Task to carry out >> Go through the listing below and gather every line with the word "label".

Material supplied >>
----------------------------------------

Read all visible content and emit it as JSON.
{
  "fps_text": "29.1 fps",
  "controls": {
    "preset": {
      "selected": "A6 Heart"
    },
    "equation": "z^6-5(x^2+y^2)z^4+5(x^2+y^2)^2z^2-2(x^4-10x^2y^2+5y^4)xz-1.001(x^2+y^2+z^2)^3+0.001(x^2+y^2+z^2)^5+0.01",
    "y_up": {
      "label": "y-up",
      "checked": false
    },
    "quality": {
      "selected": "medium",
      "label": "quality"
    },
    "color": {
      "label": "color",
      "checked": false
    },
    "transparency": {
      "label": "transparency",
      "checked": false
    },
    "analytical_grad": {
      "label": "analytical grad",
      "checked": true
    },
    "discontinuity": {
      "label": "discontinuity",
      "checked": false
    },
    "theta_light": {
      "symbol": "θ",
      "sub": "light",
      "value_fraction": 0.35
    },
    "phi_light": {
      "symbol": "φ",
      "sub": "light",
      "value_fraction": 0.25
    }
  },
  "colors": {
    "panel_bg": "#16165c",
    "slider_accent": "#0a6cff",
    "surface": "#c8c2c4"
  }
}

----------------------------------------

Answer space >>
      "label": "y-up",
      "label": "quality"
      "label": "color",
      "label": "transparency",
      "label": "analytical grad",
      "label": "discontinuity",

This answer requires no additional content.